Transcatheter aortic valve replacement (TAVR) is a minimally invasive treatment for aortic valve stenosis, a a condition that occurs when the heart’s aortic valve narrows through calcification. Aortic stenosis reduces or blocks blood flow to the rest of the body. The TAVR procedure is a preferred alternative to open-heart aortic valve replacement surgery, according to James Wu, MD, Chief, Division of Cardiothoracic Surgery at Lehigh Valley Heart and Vascular Institute.
“TAVR is ideal for older patients and those who can’t tolerate surgery. These patients usually go home the next day, or within 24 to 48 hours, whereas open-heart surgical patients are here for five days,” Wu says. “TAVR patients can also go back to normal activities of daily living within one to two weeks, compared to a much longer recovery period for postsurgical patients that can last anywhere from six weeks to two months.”
TAVR is also increasingly being done in younger and low-risk individuals.
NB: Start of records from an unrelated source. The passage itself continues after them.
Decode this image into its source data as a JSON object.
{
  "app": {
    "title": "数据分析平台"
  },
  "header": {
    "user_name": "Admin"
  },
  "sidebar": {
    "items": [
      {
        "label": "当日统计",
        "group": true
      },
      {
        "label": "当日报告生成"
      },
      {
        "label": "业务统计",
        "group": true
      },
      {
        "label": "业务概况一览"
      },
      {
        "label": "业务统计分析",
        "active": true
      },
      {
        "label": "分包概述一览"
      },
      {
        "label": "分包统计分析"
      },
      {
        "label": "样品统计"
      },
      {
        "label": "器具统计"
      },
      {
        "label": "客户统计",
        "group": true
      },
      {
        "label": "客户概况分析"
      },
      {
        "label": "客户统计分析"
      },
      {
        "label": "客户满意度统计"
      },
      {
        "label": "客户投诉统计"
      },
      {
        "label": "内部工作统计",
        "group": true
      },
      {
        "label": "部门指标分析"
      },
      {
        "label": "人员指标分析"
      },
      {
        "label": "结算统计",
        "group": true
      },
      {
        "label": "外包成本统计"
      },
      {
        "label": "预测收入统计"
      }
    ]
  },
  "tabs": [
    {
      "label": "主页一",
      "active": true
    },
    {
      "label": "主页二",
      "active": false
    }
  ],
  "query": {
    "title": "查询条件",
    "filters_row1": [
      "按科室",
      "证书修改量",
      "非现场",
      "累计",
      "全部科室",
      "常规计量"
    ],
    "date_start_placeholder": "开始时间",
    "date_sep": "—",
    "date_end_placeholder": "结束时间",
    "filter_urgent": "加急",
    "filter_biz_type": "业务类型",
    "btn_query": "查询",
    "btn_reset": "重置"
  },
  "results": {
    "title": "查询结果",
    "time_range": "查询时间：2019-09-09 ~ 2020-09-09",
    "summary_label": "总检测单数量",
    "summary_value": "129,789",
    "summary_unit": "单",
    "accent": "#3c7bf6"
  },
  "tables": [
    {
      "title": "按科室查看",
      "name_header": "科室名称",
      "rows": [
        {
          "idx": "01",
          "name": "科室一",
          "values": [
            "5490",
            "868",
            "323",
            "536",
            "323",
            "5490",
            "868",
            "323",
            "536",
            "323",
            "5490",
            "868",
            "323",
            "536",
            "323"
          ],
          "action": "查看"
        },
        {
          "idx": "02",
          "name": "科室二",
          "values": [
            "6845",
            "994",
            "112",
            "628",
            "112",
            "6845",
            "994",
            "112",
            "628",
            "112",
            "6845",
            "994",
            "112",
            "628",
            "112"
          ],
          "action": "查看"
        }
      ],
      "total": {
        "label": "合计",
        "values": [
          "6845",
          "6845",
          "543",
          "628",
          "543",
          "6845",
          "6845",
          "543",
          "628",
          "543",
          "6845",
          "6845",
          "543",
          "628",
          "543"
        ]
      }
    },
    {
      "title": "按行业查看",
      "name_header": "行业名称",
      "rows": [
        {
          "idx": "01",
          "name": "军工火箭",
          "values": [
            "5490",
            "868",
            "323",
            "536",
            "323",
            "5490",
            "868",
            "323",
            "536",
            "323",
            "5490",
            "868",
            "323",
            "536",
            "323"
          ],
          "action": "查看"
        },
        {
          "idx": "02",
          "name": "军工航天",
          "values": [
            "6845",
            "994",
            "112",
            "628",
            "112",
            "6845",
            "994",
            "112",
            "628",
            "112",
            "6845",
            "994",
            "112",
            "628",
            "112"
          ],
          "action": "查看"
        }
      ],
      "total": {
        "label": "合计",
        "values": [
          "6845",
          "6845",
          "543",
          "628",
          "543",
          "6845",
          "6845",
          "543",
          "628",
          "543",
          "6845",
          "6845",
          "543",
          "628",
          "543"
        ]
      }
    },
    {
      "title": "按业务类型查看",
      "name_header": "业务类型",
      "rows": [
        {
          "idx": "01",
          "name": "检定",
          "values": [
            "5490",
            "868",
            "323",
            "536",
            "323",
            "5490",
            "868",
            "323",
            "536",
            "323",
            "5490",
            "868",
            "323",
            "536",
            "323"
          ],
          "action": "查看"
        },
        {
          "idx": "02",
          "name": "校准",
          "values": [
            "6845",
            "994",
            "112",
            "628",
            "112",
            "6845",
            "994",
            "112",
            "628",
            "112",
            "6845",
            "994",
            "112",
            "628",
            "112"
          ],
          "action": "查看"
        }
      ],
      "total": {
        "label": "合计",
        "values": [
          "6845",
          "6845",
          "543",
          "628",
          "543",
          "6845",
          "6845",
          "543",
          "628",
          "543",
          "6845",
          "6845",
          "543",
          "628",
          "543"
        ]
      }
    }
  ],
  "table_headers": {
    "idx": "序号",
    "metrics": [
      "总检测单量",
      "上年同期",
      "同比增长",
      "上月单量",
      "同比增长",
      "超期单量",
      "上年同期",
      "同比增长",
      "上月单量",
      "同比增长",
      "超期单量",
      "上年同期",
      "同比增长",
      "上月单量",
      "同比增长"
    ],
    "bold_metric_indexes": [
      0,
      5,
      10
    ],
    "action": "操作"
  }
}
It is important to have a discussion about durability, ease of procedure and potential need for future procedures with the heart team.
“We have performed more than 1,500 TAVR procedures since the inception of the program in 2012,” says William Combs, MD, interventional cardiologist at Lehigh Valley Heart and Vascular Institute.